Perhaps it is because of historical past, I muse.
When you talk to someone, it is that you giving them an instruction. You are person who is in authority, and you are giving them information or a directive. It is not a two way conversation. At least in most situations. While you would be understood, if you used the term to, it can inappropriately escalate a situation, or show to the person you are speaking, that you consider yourself of a different status, a status above the other person. The term to may also be used when it is that someone is accusing yourself of something, such as in a witness/legal court. And you are asked if you had a conversation. You might be likely to respond "I was talking to a man", or "I was talking to that man." Though you may equally as likely use the word "with" in this situation. Maybe part of that is that you are feeling like a fish out of water, and may be trying to find some skerrick of authority in an unsavory situation.

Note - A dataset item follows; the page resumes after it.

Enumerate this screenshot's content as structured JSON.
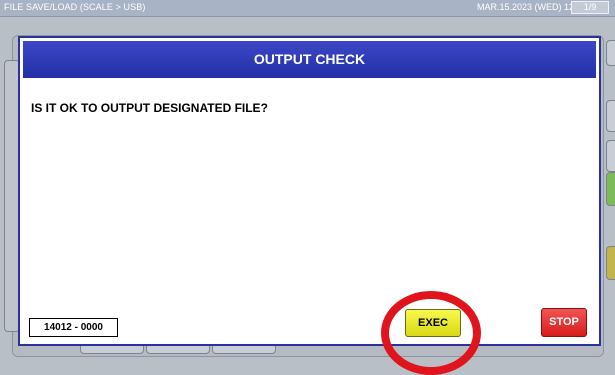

In short, it is better to avoid saying the sentence "I am talking to a man." Unless it is that you are wishing to express that you are a person of authority in a situation. If you are not a person of authority, you could find yourself in an unpleasant situation. And if you are a person of authority, you can still be more respectful and say "I am talking with a man", which if you show respect to others, at least in Australia, you will find that others will more likely be respectful also to you. And in my travels in other English speaking countries, I have also found this to be so. (ps I have also traveled many times to England, and also have English friends who live now in Australia, or in France. Which is yet another story ;P )

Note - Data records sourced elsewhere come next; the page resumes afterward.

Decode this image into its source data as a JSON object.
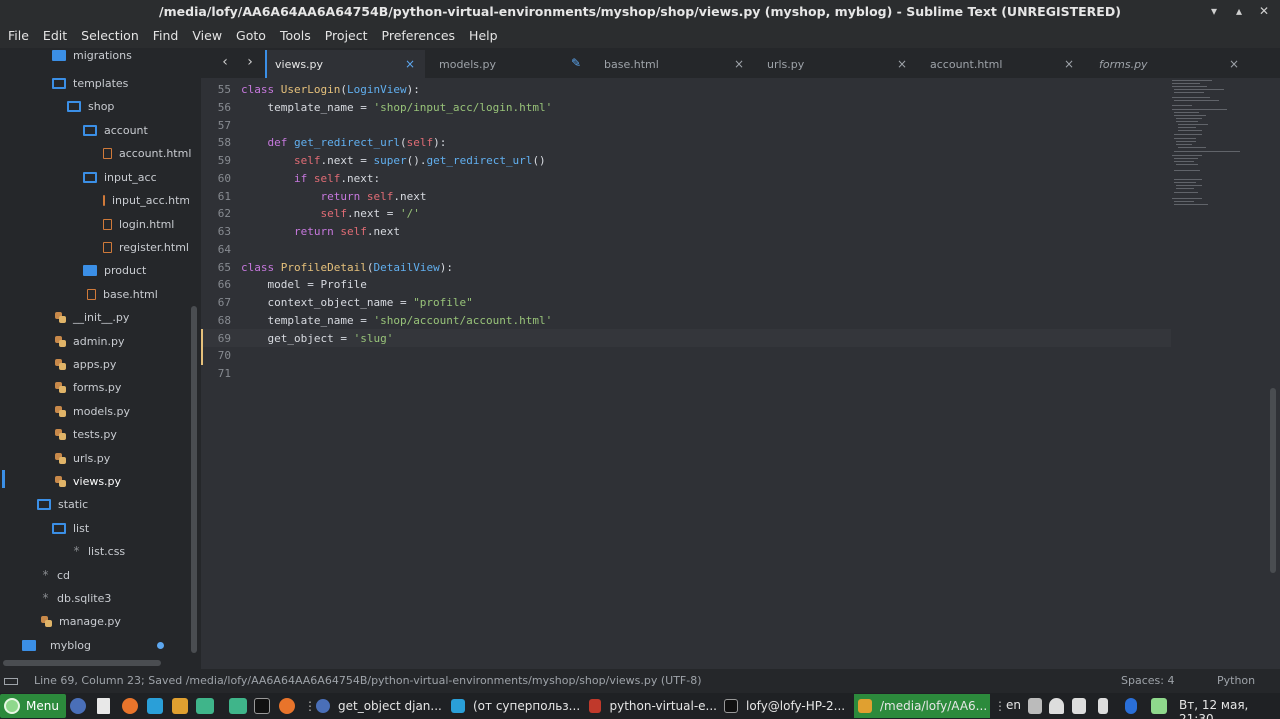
{
  "window": {
    "title": "/media/lofy/AA6A64AA6A64754B/python-virtual-environments/myshop/shop/views.py (myshop, myblog) - Sublime Text (UNREGISTERED)",
    "minimize": "▾",
    "maximize": "▴",
    "close": "✕"
  },
  "menu": [
    "File",
    "Edit",
    "Selection",
    "Find",
    "View",
    "Goto",
    "Tools",
    "Project",
    "Preferences",
    "Help"
  ],
  "sidebar": {
    "items": [
      {
        "label": "migrations",
        "icon": "folder-filled-icon"
      },
      {
        "label": "templates",
        "icon": "folder-open-icon"
      },
      {
        "label": "shop",
        "icon": "folder-open-icon"
      },
      {
        "label": "account",
        "icon": "folder-open-icon"
      },
      {
        "label": "account.html",
        "icon": "html-file-icon"
      },
      {
        "label": "input_acc",
        "icon": "folder-open-icon"
      },
      {
        "label": "input_acc.htm",
        "icon": "html-file-icon"
      },
      {
        "label": "login.html",
        "icon": "html-file-icon"
      },
      {
        "label": "register.html",
        "icon": "html-file-icon"
      },
      {
        "label": "product",
        "icon": "folder-filled-icon"
      },
      {
        "label": "base.html",
        "icon": "html-file-icon"
      },
      {
        "label": "__init__.py",
        "icon": "python-file-icon"
      },
      {
        "label": "admin.py",
        "icon": "python-file-icon"
      },
      {
        "label": "apps.py",
        "icon": "python-file-icon"
      },
      {
        "label": "forms.py",
        "icon": "python-file-icon"
      },
      {
        "label": "models.py",
        "icon": "python-file-icon"
      },
      {
        "label": "tests.py",
        "icon": "python-file-icon"
      },
      {
        "label": "urls.py",
        "icon": "python-file-icon"
      },
      {
        "label": "views.py",
        "icon": "python-file-icon"
      },
      {
        "label": "static",
        "icon": "folder-open-icon"
      },
      {
        "label": "list",
        "icon": "folder-open-icon"
      },
      {
        "label": "list.css",
        "icon": "generic-file-icon"
      },
      {
        "label": "cd",
        "icon": "generic-file-icon"
      },
      {
        "label": "db.sqlite3",
        "icon": "generic-file-icon"
      },
      {
        "label": "manage.py",
        "icon": "python-file-icon"
      },
      {
        "label": "myblog",
        "icon": "folder-filled-icon"
      }
    ]
  },
  "tabs": [
    {
      "label": "views.py",
      "active": true
    },
    {
      "label": "models.py",
      "modified": true
    },
    {
      "label": "base.html"
    },
    {
      "label": "urls.py"
    },
    {
      "label": "account.html"
    },
    {
      "label": "forms.py",
      "italic": true
    }
  ],
  "tab_close": "×",
  "tab_modified": "✎",
  "nav": {
    "back": "‹",
    "forward": "›"
  },
  "code": {
    "line_numbers": [
      "55",
      "56",
      "57",
      "58",
      "59",
      "60",
      "61",
      "62",
      "63",
      "64",
      "65",
      "66",
      "67",
      "68",
      "69",
      "70",
      "71"
    ],
    "lines": [
      "class UserLogin(LoginView):",
      "    template_name = 'shop/input_acc/login.html'",
      "",
      "    def get_redirect_url(self):",
      "        self.next = super().get_redirect_url()",
      "        if self.next:",
      "            return self.next",
      "            self.next = '/'",
      "        return self.next",
      "",
      "class ProfileDetail(DetailView):",
      "    model = Profile",
      "    context_object_name = \"profile\"",
      "    template_name = 'shop/account/account.html'",
      "    get_object = 'slug'",
      "",
      ""
    ]
  },
  "status": {
    "left": "Line 69, Column 23; Saved /media/lofy/AA6A64AA6A64754B/python-virtual-environments/myshop/shop/views.py (UTF-8)",
    "spaces": "Spaces: 4",
    "syntax": "Python"
  },
  "taskbar": {
    "menu_label": "Menu",
    "windows": [
      {
        "label": "get_object djan..."
      },
      {
        "label": "(от суперпольз..."
      },
      {
        "label": "python-virtual-e..."
      },
      {
        "label": "lofy@lofy-HP-2..."
      },
      {
        "label": "/media/lofy/AA6...",
        "active": true
      }
    ],
    "lang": "en",
    "clock": "Вт, 12 мая, 21:30"
  },
  "colors": {
    "accent": "#3b8fe6",
    "taskbar_active": "#2c8a3c",
    "editor_bg": "#2f3136"
  }
}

To have a talk with another person, is an indication that it is a conversation. Being a two way conversation. A conversation that you see yourself to the other person as an equal. That it is a two way exchange.